(Data about app and page elements)

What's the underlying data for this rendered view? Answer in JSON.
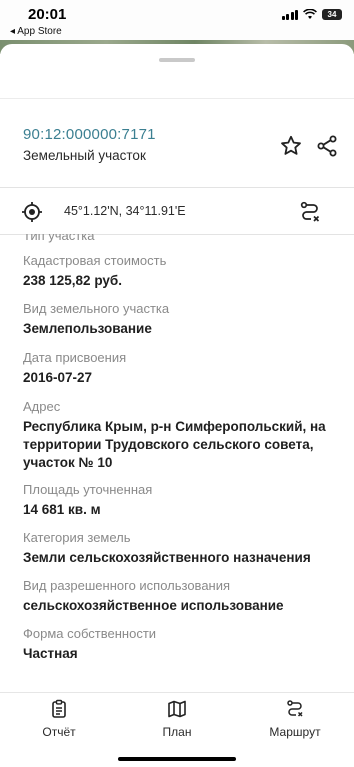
{
  "status_bar": {
    "time": "20:01",
    "back_label": "◂ App Store",
    "battery": "34"
  },
  "object": {
    "cadastral_number": "90:12:000000:7171",
    "type": "Земельный участок",
    "coordinates": "45°1.12'N, 34°11.91'E"
  },
  "cut_off_label": "Тип участка",
  "fields": [
    {
      "label": "Кадастровая стоимость",
      "value": "238 125,82 руб."
    },
    {
      "label": "Вид земельного участка",
      "value": "Землепользование"
    },
    {
      "label": "Дата присвоения",
      "value": "2016-07-27"
    },
    {
      "label": "Адрес",
      "value": "Республика Крым, р-н Симферопольский, на территории Трудовского сельского совета, участок № 10"
    },
    {
      "label": "Площадь уточненная",
      "value": "14 681 кв. м"
    },
    {
      "label": "Категория земель",
      "value": "Земли сельскохозяйственного назначения"
    },
    {
      "label": "Вид разрешенного использования",
      "value": "сельскохозяйственное использование"
    },
    {
      "label": "Форма собственности",
      "value": "Частная"
    }
  ],
  "tabs": [
    {
      "label": "Отчёт",
      "icon": "clipboard-icon"
    },
    {
      "label": "План",
      "icon": "map-icon"
    },
    {
      "label": "Маршрут",
      "icon": "route-icon"
    }
  ],
  "colors": {
    "accent": "#3b7f91",
    "label": "#8a8a8a",
    "value": "#1f1f1f"
  }
}
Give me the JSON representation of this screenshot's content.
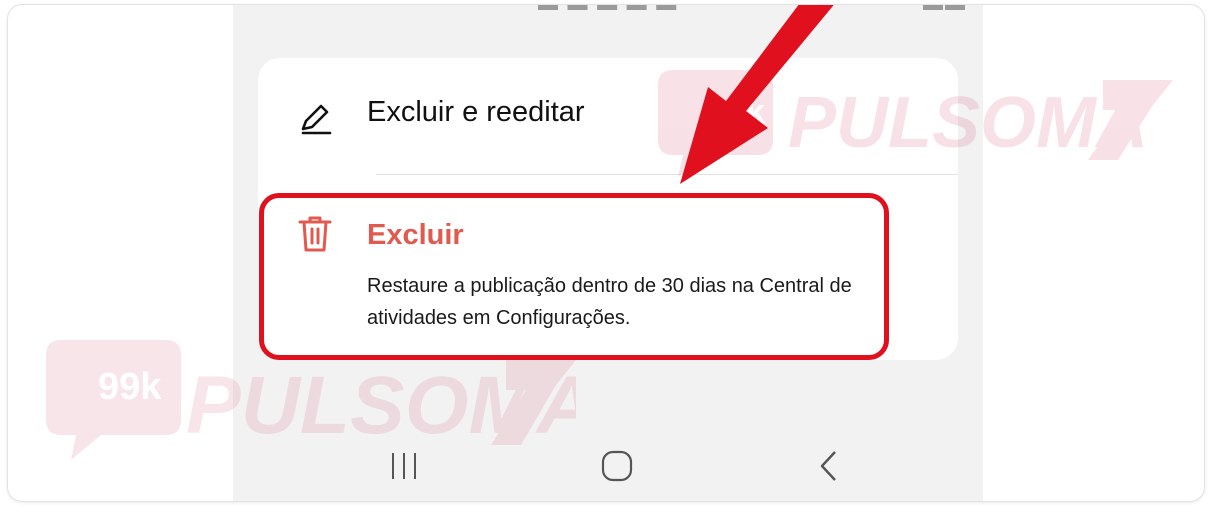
{
  "sheet": {
    "edit_option": {
      "label": "Excluir e reeditar",
      "icon": "pencil-icon"
    },
    "delete_option": {
      "label": "Excluir",
      "icon": "trash-icon",
      "description": "Restaure a publicação dentro de 30 dias na Central de atividades em Configurações."
    }
  },
  "watermark": {
    "brand_text": "PULSOMA",
    "badge_text": "99k"
  },
  "navbar": {
    "recent_apps_icon": "recent-apps-icon",
    "home_icon": "home-icon",
    "back_icon": "back-icon"
  },
  "colors": {
    "delete_accent": "#e05a4f",
    "highlight": "#e0101e",
    "arrow": "#e0101e",
    "background": "#f2f2f2"
  }
}
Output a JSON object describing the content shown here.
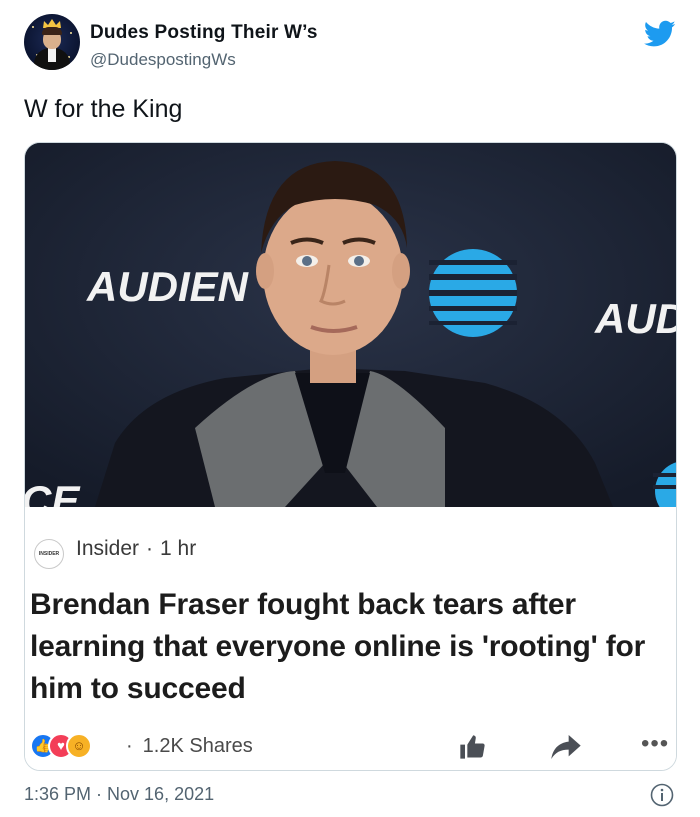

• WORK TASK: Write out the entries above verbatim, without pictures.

• FINAL ANSWER:
What's the underlying data for this rendered view? Answer in JSON.
{
  "status_bar": {
    "time": "20:01",
    "back_label": "◂ App Store",
    "battery": "34"
  },
  "object": {
    "cadastral_number": "90:12:000000:7171",
    "type": "Земельный участок",
    "coordinates": "45°1.12'N, 34°11.91'E"
  },
  "cut_off_label": "Тип участка",
  "fields": [
    {
      "label": "Кадастровая стоимость",
      "value": "238 125,82 руб."
    },
    {
      "label": "Вид земельного участка",
      "value": "Землепользование"
    },
    {
      "label": "Дата присвоения",
      "value": "2016-07-27"
    },
    {
      "label": "Адрес",
      "value": "Республика Крым, р-н Симферопольский, на территории Трудовского сельского совета, участок № 10"
    },
    {
      "label": "Площадь уточненная",
      "value": "14 681 кв. м"
    },
    {
      "label": "Категория земель",
      "value": "Земли сельскохозяйственного назначения"
    },
    {
      "label": "Вид разрешенного использования",
      "value": "сельскохозяйственное использование"
    },
    {
      "label": "Форма собственности",
      "value": "Частная"
    }
  ],
  "tabs": [
    {
      "label": "Отчёт",
      "icon": "clipboard-icon"
    },
    {
      "label": "План",
      "icon": "map-icon"
    },
    {
      "label": "Маршрут",
      "icon": "route-icon"
    }
  ],
  "colors": {
    "accent": "#3b7f91",
    "label": "#8a8a8a",
    "value": "#1f1f1f"
  }
}
Give me the JSON representation of this screenshot's content.
{
  "sheet": {
    "edit_option": {
      "label": "Excluir e reeditar",
      "icon": "pencil-icon"
    },
    "delete_option": {
      "label": "Excluir",
      "icon": "trash-icon",
      "description": "Restaure a publicação dentro de 30 dias na Central de atividades em Configurações."
    }
  },
  "watermark": {
    "brand_text": "PULSOMA",
    "badge_text": "99k"
  },
  "navbar": {
    "recent_apps_icon": "recent-apps-icon",
    "home_icon": "home-icon",
    "back_icon": "back-icon"
  },
  "colors": {
    "delete_accent": "#e05a4f",
    "highlight": "#e0101e",
    "arrow": "#e0101e",
    "background": "#f2f2f2"
  }
}
Output a JSON object describing the content shown here.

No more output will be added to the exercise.